Personal Photography: An inspirational disabled artist living in Singapore
Singapore based Chelsea Fairclough is a very talented young artist – who also happens to be in a wheelchair….
“When you can’t hold a brush in your hands, mouth or feet – just use your wheels and dance!”
For most teenagers having a professional art exhibition, with paintings sought after by private and corporate art collectors, under their belt at 14 years of age would be a remarkable feat. For Chelsea, every day is remarkable, every day is a challenge and every day is a miracle. Chelsea was born with a mass in her neck that meant that she spent a considerable amount of time in hospital, but despite all this she had a “normal” childhood. She travelled back to the UK to visit family there and she attended school in Singapore. She was a strong student, a great swimmer and she loved dance and music. But in 2007, after a period of declining strength and stamina, she suffered a massive stroke resulting in another extended stay in hospital. She had strokes before and bounced back after time and extensive physiotherapy. This one was different. She didn’t regain the use of her legs, in fact she was paralyzed from the neck down and unable to breath for herself. She needed a tracheotomy and the realization that she would be wheel chair bound for the rest of her life began to set in. It was an extremely difficult time for the whole family.
The school community at Singapore American School have been amazing and a particularly dedicated art teacher Ms. Mac was not willing to give up on Chelsea’s artistic talents. She developed an art program just for her and they have weekly appointments to create art by music. Chelsea picks the music, the paint colors and, in a typical bossy teenage kind of way, directs exactly where they should go!
I wanted to document the process so that you can see just how much goes into every canvas that she produces.
There is so much to tell about this remarkable teenager – please leave her some love on her blog – Paintability.org
The music selection needs to be just right and reflects Chelsea’s moods and interests. She is a movie fanatic and will watch a favorite over and over again.
Her wheelchair is controlled by the cork ball – she nudges it with her chin and gains just a tiny bit of very important personal freedom.
Pat, her helper, guides her to achieve the results that Chelsea has determined.
The wheelchair is very responsive to small movements so it is sometimes difficult to maintain a straight course, but boy she can move in that thing!

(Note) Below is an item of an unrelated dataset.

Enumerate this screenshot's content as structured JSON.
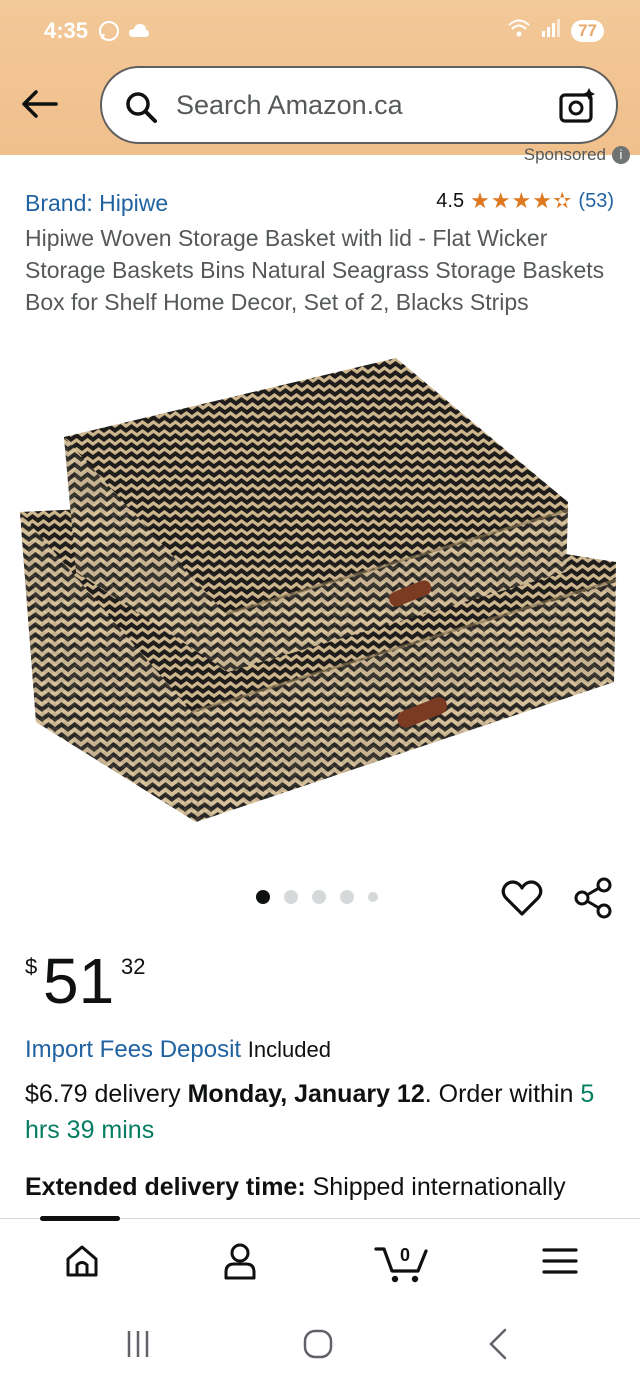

The finished canvas is left to dry overnight and the floor bears the evidence of the evenings activities. They have a deal that the first class of the day are the first to critique each new canvas and marvel over the paint on the floor!!!
Ms. Mac and her daughter Lilly are Chelsea’s biggest fans and supporters.
After the painting session is over Chelsea zips around the empty high school and checks out the news posted in the hallways. She is comfortable there and the other students are used to having her in class, but the normally crowded hallways make it difficult for her to speed. The teachers have grown wise to her ways and know that she pretends to be asleep when she doesn’t want to participate in class!
After school there was one more activity for Chelsea. A young artist named Gelyn Ong had an art exhibitiion at the Red Sea Gallery. Gelyn was raising money for the Make-A-Wish Foundation and had supported Chelsea at her own exhibition. If you look at the Make-A-Wish Singapore homepage you will see that they love Chelsea’s story!
One of the Make-A-Wish Singapore staff members. And below Chelsea poses with Gelyn Ong. A quiet, polite and extremely gifted young artist from Singapore. This was her second exhibition and each time she has donated to the Make-A-Wish foundation.
All that time in her chair is exhausting for Chelsea and at the end of the night she wants nothing more than to get comfortable in her bed and read. With someone to turn the page for her of course!